We also see a dynamic where women- usually middle-class women – fling aversion towards women who choose to breastfeed in public spaces. It is important that we understand that this pushback, against women breastfeeding in public, is rooted in patriarchy. The disdain with which middle class women address the issue of public breastfeeding comes from the shock that women who are less privileged have dared to use their bodies in a manner that defies the norm. Such behaviour on the part of middle-class women, is rooted in the bondage of privilege. Privilege enjoyed by women in formal employment, whose workplaces allow for time off, and sometimes space to breastfeed. When a poor woman – often by necessity – chooses to breastfeed her child in public, it challenges the power structures not just between men and women but also between women themselves. I am then reminded of what bell hooks says about patriarchy, “it has no gender.”
The way in which breastfeeding women are treated in public spaces. highlights three things– the pervasiveness of patriarchal expectations, the way it pits women against each other; and the fact that patriarchy is deeply embedded in a sociocultural context: how it screams at a woman, simply because she chooses to feed her child under her own authority and terms.
About Challenging Patriarchy
The Challenging Patriarchy programme is a 12-month capacity strengthening initiative for young feminists in East Africa.
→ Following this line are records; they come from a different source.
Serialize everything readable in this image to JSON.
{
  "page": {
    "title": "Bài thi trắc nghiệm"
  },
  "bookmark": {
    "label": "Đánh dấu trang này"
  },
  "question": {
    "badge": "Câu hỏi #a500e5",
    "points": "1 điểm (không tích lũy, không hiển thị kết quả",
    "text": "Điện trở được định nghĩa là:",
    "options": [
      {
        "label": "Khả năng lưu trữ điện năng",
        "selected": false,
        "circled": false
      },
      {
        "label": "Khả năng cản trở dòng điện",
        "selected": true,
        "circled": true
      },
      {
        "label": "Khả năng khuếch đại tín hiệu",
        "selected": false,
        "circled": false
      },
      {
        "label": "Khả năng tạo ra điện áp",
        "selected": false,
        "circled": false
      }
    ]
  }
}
The programme aims to build a cohort of young feminists through enhanced feminist advocacy capacity strengthening, who understand and challenge patriarchy as it affects their lived realities. Learn more about the programme here.
Elizabeth is a feminist lawyer and organiser with interest and expertise in human rights law, feminist theory and project management. Her work focuses on addressing barriers to women’s involvement in economic activities; using feminist tools of analysis to examine and understand systemic injustices and their manifestations; and interrogating the intersection of economic exploitation and gender oppression. She’s worked on issues pertaining to trafficking and economic justice, including business, human rights and access to justice for women, children, and sexual minorities.